◆ **DIRECTIONS FOR THIS TASK**: The answer must consist of every line from the entries that holds the word "What".

### RECORD EXTRACTS

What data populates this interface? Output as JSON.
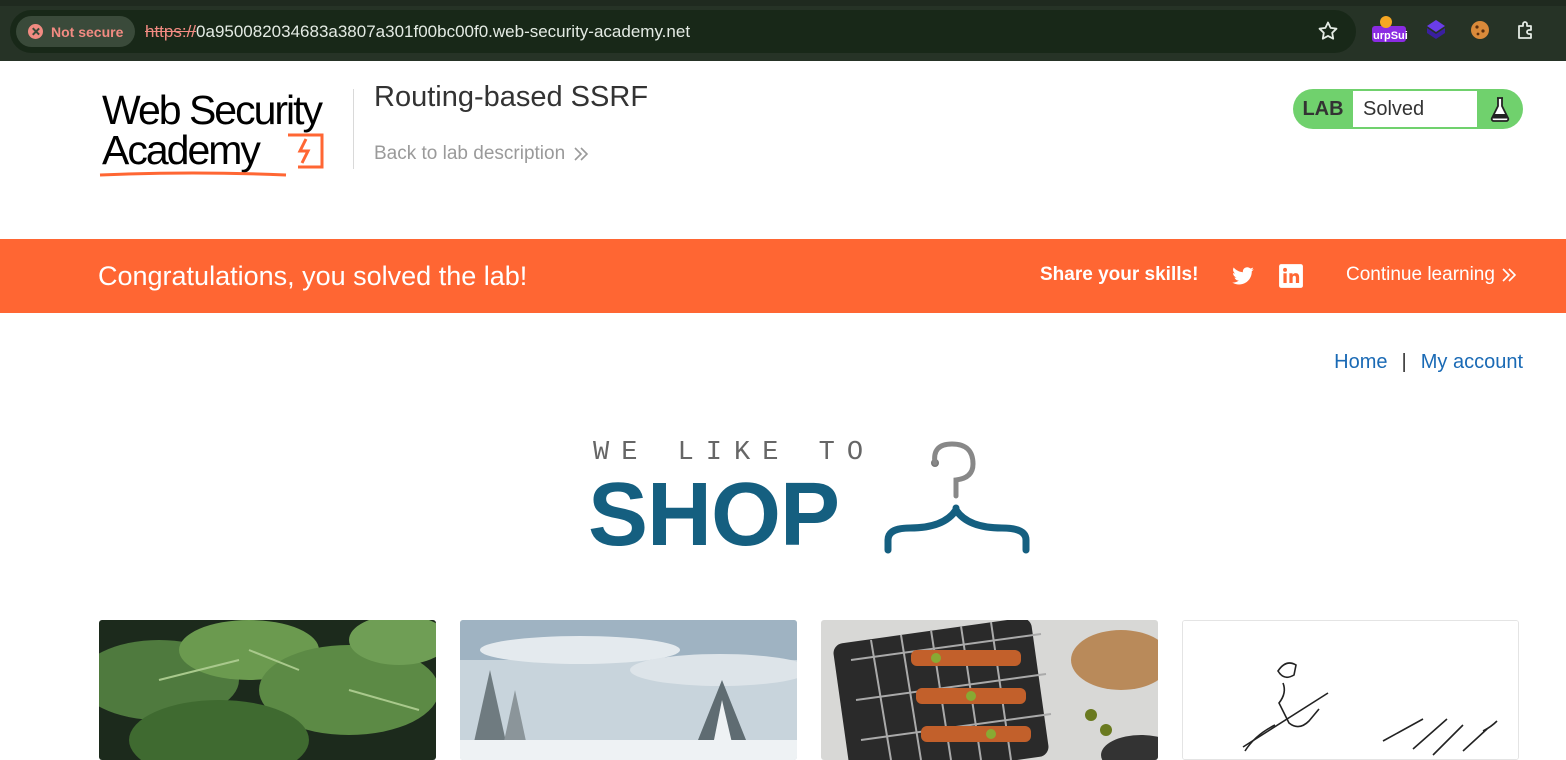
{
  "browser": {
    "security_label": "Not secure",
    "url_scheme": "https://",
    "url_host": "0a950082034683a3807a301f00bc00f0.web-security-academy.net",
    "extension_label": "urpSui"
  },
  "header": {
    "logo_line1": "Web Security",
    "logo_line2": "Academy",
    "lab_title": "Routing-based SSRF",
    "back_link": "Back to lab description",
    "lab_badge_label": "LAB",
    "lab_status": "Solved"
  },
  "banner": {
    "message": "Congratulations, you solved the lab!",
    "share_label": "Share your skills!",
    "continue_label": "Continue learning"
  },
  "nav": {
    "home": "Home",
    "separator": "|",
    "account": "My account"
  },
  "shop_logo": {
    "tagline": "WE LIKE TO",
    "title": "SHOP"
  },
  "colors": {
    "accent_orange": "#ff6633",
    "lab_green": "#70d16d",
    "link_blue": "#1a6ab5",
    "shop_blue": "#155f80"
  }
}
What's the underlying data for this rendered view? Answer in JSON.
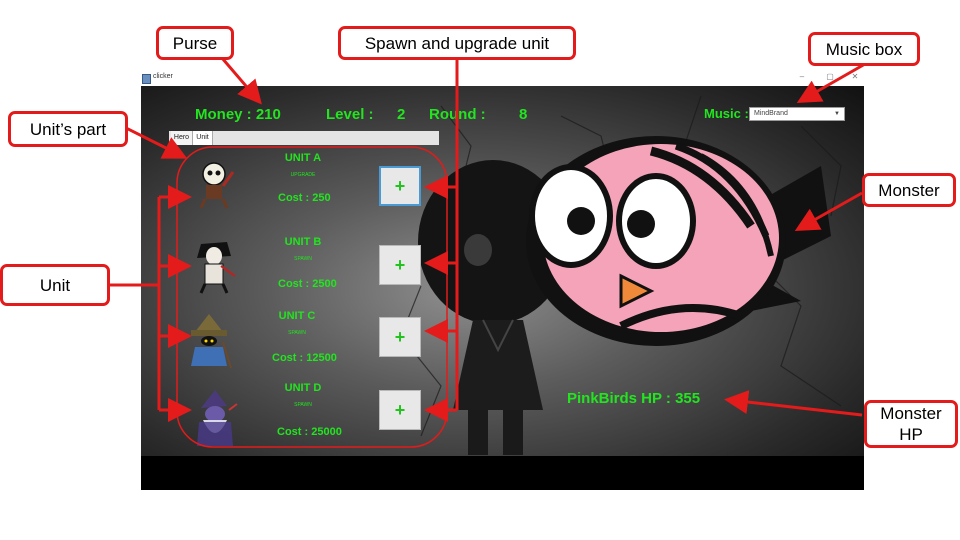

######

◆ **EXERCISE RESULT**:
What data populates this interface? Output as JSON.
What's the underlying data for this rendered view? Answer in JSON.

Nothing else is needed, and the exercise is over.